Pope Francis has told University of Notre Dame officials he hopes the school will "continue to offer unambiguous testimony" in defense of the church's moral teaching and freedom.
His brief remarks at the Vatican on Thursday are being interpreted in various ways, often to the university's detriment. See what you think. Here is the key passage:
This commitment to “missionary discipleship” ought to be reflected in a special way in Catholic universities (cf. Evangelii Gaudium, 132-134), which by their very nature are committed to demonstrating the harmony of faith and reason and the relevance of the Christian message for a full and authentically human life. Essential in this regard is the uncompromising witness of Catholic universities to the Church’s moral teaching, and the defense of her freedom, precisely in and through her institutions, to uphold that teaching as authoritatively proclaimed by the magisterium of her pastors.
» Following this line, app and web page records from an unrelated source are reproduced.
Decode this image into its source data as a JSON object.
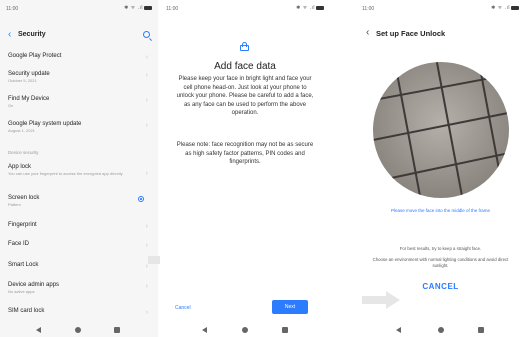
{
  "status": {
    "time": "11:00",
    "icons": "✱ ᯤ .ıl"
  },
  "screen1": {
    "title": "Security",
    "items": [
      {
        "label": "Google Play Protect",
        "sub": ""
      },
      {
        "label": "Security update",
        "sub": "October 5, 2021"
      },
      {
        "label": "Find My Device",
        "sub": "On"
      },
      {
        "label": "Google Play system update",
        "sub": "August 1, 2021"
      }
    ],
    "section": "Device security",
    "items2": [
      {
        "label": "App lock",
        "sub": "You can use your fingerprint to access the encrypted app directly"
      },
      {
        "label": "Screen lock",
        "sub": "Pattern"
      },
      {
        "label": "Fingerprint",
        "sub": ""
      },
      {
        "label": "Face ID",
        "sub": ""
      },
      {
        "label": "Smart Lock",
        "sub": ""
      },
      {
        "label": "Device admin apps",
        "sub": "No active apps"
      },
      {
        "label": "SIM card lock",
        "sub": ""
      }
    ]
  },
  "screen2": {
    "title": "Add face data",
    "para1": "Please keep your face in bright light and face your cell phone head-on. Just look at your phone to unlock your phone. Please be careful to add a face, as any face can be used to perform the above operation.",
    "para2": "Please note: face recognition may not be as secure as high safety factor patterns, PIN codes and fingerprints.",
    "cancel": "Cancel",
    "next": "Next"
  },
  "screen3": {
    "title": "Set up Face Unlock",
    "hint_blue": "Please move the face into the middle of the frame",
    "hint1": "For best results, try to keep a straight face.",
    "hint2": "Choose an environment with normal lighting conditions and avoid direct sunlight.",
    "cancel": "CANCEL"
  },
  "colors": {
    "accent": "#2b7cff",
    "arrow": "#e6e6e6"
  }
}
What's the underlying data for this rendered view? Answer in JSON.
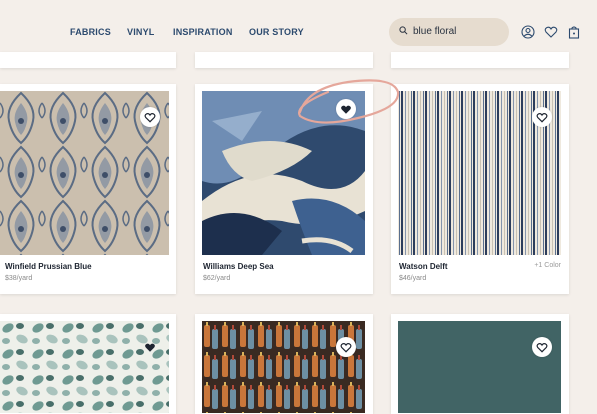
{
  "nav": {
    "items": [
      "FABRICS",
      "VINYL",
      "INSPIRATION",
      "OUR STORY"
    ]
  },
  "search": {
    "value": "blue floral"
  },
  "header_icons": [
    "account-icon",
    "heart-icon",
    "cart-icon"
  ],
  "products": [
    {
      "name": "Winfield Prussian Blue",
      "price": "$38/yard",
      "extra": "",
      "favorited": false
    },
    {
      "name": "Williams Deep Sea",
      "price": "$62/yard",
      "extra": "",
      "favorited": true
    },
    {
      "name": "Watson Delft",
      "price": "$46/yard",
      "extra": "+1 Color",
      "favorited": false
    },
    {
      "name": "",
      "price": "",
      "extra": "",
      "favorited": true
    },
    {
      "name": "",
      "price": "",
      "extra": "",
      "favorited": false
    },
    {
      "name": "",
      "price": "",
      "extra": "",
      "favorited": false
    }
  ],
  "colors": {
    "nav": "#2c4a6e",
    "background": "#f4efea",
    "search_bg": "#e6dccf",
    "annotation": "#e5a79b"
  }
}
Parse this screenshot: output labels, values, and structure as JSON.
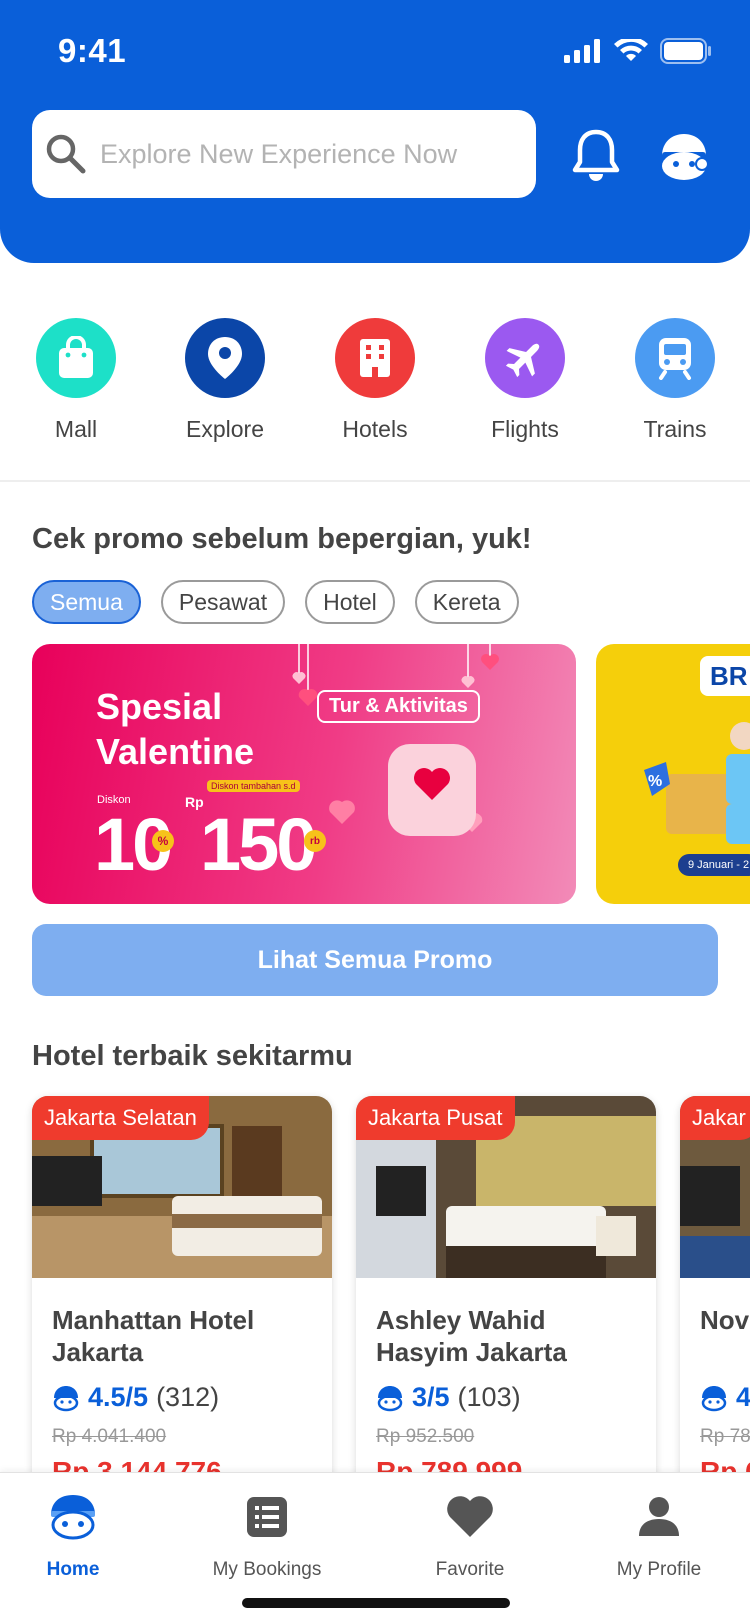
{
  "status_bar": {
    "time": "9:41"
  },
  "search": {
    "placeholder": "Explore New Experience Now"
  },
  "categories": [
    {
      "label": "Mall",
      "icon": "shopping-bag-icon",
      "color": "#1de0c8"
    },
    {
      "label": "Explore",
      "icon": "map-pin-icon",
      "color": "#0b46a8"
    },
    {
      "label": "Hotels",
      "icon": "building-icon",
      "color": "#ef3b3b"
    },
    {
      "label": "Flights",
      "icon": "airplane-icon",
      "color": "#9b59f0"
    },
    {
      "label": "Trains",
      "icon": "train-icon",
      "color": "#4b9bf2"
    }
  ],
  "promo": {
    "title": "Cek promo sebelum bepergian, yuk!",
    "chips": [
      "Semua",
      "Pesawat",
      "Hotel",
      "Kereta"
    ],
    "active_chip": "Semua",
    "banner": {
      "title_line1": "Spesial",
      "title_line2": "Valentine",
      "tag": "Tur & Aktivitas",
      "discount_label": "Diskon",
      "discount_value": "10",
      "percent_sign": "%",
      "extra_label": "Diskon tambahan s.d",
      "currency": "Rp",
      "extra_value": "150",
      "unit": "rb"
    },
    "banner2_text": "9 Januari - 2",
    "banner2_logo": "BR",
    "see_all_label": "Lihat Semua Promo"
  },
  "hotels": {
    "title": "Hotel terbaik sekitarmu",
    "items": [
      {
        "location": "Jakarta Selatan",
        "name": "Manhattan Hotel Jakarta",
        "score": "4.5/5",
        "reviews": "(312)",
        "old_price": "Rp 4.041.400",
        "price": "Rp 3.144.776"
      },
      {
        "location": "Jakarta Pusat",
        "name": "Ashley Wahid Hasyim Jakarta",
        "score": "3/5",
        "reviews": "(103)",
        "old_price": "Rp 952.500",
        "price": "Rp 789.999"
      },
      {
        "location": "Jakar",
        "name": "Nov",
        "score": "4",
        "reviews": "",
        "old_price": "Rp 78",
        "price": "Rp 6"
      }
    ]
  },
  "bottom_nav": [
    {
      "label": "Home",
      "icon": "home-mascot-icon",
      "active": true
    },
    {
      "label": "My Bookings",
      "icon": "list-icon",
      "active": false
    },
    {
      "label": "Favorite",
      "icon": "heart-icon",
      "active": false
    },
    {
      "label": "My Profile",
      "icon": "user-icon",
      "active": false
    }
  ],
  "colors": {
    "primary": "#0a5fd9",
    "price": "#e8322d",
    "chip_active": "#7eaef0"
  }
}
It is my hope that the University of Notre Dame will continue to offer unambiguous testimony to this aspect of its foundational Catholic identity, especially in the face of efforts, from whatever quarter, to dilute that indispensable witness. And this is important: its identity, as it was intended from the beginning. To defend it, to preserve it and to advance it!
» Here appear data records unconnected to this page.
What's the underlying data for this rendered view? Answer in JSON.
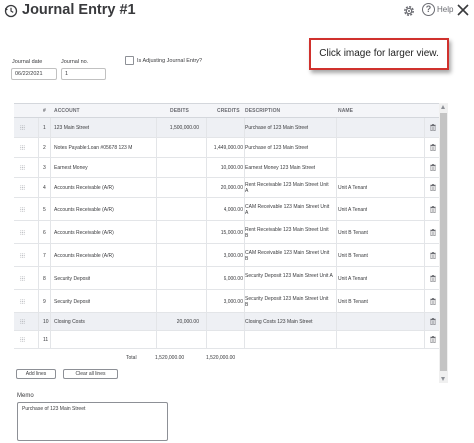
{
  "header": {
    "title": "Journal Entry #1",
    "help_label": "Help"
  },
  "form": {
    "journal_date_label": "Journal date",
    "journal_date_value": "06/22/2021",
    "journal_no_label": "Journal no.",
    "journal_no_value": "1",
    "adjusting_label": "Is Adjusting Journal Entry?"
  },
  "callout": {
    "text": "Click image for larger view."
  },
  "table": {
    "columns": [
      "#",
      "ACCOUNT",
      "DEBITS",
      "CREDITS",
      "DESCRIPTION",
      "NAME"
    ],
    "rows": [
      {
        "num": "1",
        "account": "123 Main Street",
        "debit": "1,500,000.00",
        "credit": "",
        "description": "Purchase of 123 Main Street",
        "name": ""
      },
      {
        "num": "2",
        "account": "Notes Payable:Loan #05678 123 M",
        "debit": "",
        "credit": "1,449,000.00",
        "description": "Purchase of 123 Main Street",
        "name": ""
      },
      {
        "num": "3",
        "account": "Earnest Money",
        "debit": "",
        "credit": "10,000.00",
        "description": "Earnest Money 123 Main Street",
        "name": ""
      },
      {
        "num": "4",
        "account": "Accounts Receivable (A/R)",
        "debit": "",
        "credit": "20,000.00",
        "description": "Rent Receivable 123 Main Street Unit A",
        "name": "Unit A Tenant"
      },
      {
        "num": "5",
        "account": "Accounts Receivable (A/R)",
        "debit": "",
        "credit": "4,000.00",
        "description": "CAM Receivable 123 Main Street Unit A",
        "name": "Unit A Tenant"
      },
      {
        "num": "6",
        "account": "Accounts Receivable (A/R)",
        "debit": "",
        "credit": "15,000.00",
        "description": "Rent Receivable 123 Main Street Unit B",
        "name": "Unit B Tenant"
      },
      {
        "num": "7",
        "account": "Accounts Receivable (A/R)",
        "debit": "",
        "credit": "3,000.00",
        "description": "CAM Receivable 123 Main Street Unit B",
        "name": "Unit B Tenant"
      },
      {
        "num": "8",
        "account": "Security Deposit",
        "debit": "",
        "credit": "6,000.00",
        "description": "Security Deposit 123 Main Street Unit A",
        "name": "Unit A Tenant"
      },
      {
        "num": "9",
        "account": "Security Deposit",
        "debit": "",
        "credit": "3,000.00",
        "description": "Security Deposit 123 Main Street Unit B",
        "name": "Unit B Tenant"
      },
      {
        "num": "10",
        "account": "Closing Costs",
        "debit": "20,000.00",
        "credit": "",
        "description": "Closing Costs 123 Main Street",
        "name": ""
      },
      {
        "num": "11",
        "account": "",
        "debit": "",
        "credit": "",
        "description": "",
        "name": ""
      }
    ],
    "total_label": "Total",
    "total_debits": "1,520,000.00",
    "total_credits": "1,520,000.00"
  },
  "buttons": {
    "add_lines": "Add lines",
    "clear_all_lines": "Clear all lines"
  },
  "memo": {
    "label": "Memo",
    "value": "Purchase of 123 Main Street"
  },
  "colors": {
    "callout_border": "#d0312d",
    "header_bg": "#f4f5f8",
    "shaded_row": "#eef0f4"
  }
}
It seems to me that the pope's use of the word "continue" (emphasis added) makes it hard to interpret this as a rebuke of the school, although that has not stopped people from trying. There is no doubt Francis is setting out expectations for Notre Dame and other Catholic universities, but that's as far as he goes. "Continue" sounds like another way of saying, "Keep up the good work." Perhaps what this boils down to is that Francis prefers encouragement to condemnation as a management tool. A lot of management experts would agree.
Compare the encouraging tone of his remarks with the rhetoric of the scores of bishops who assailed the university in 2009 for granting an honorary degree to President Obama. For example, Phoenix Bishop Thomas Olmsted, who wrote to Notre Dame's president that this was "a public act of disobedience to the Bishops of the United States."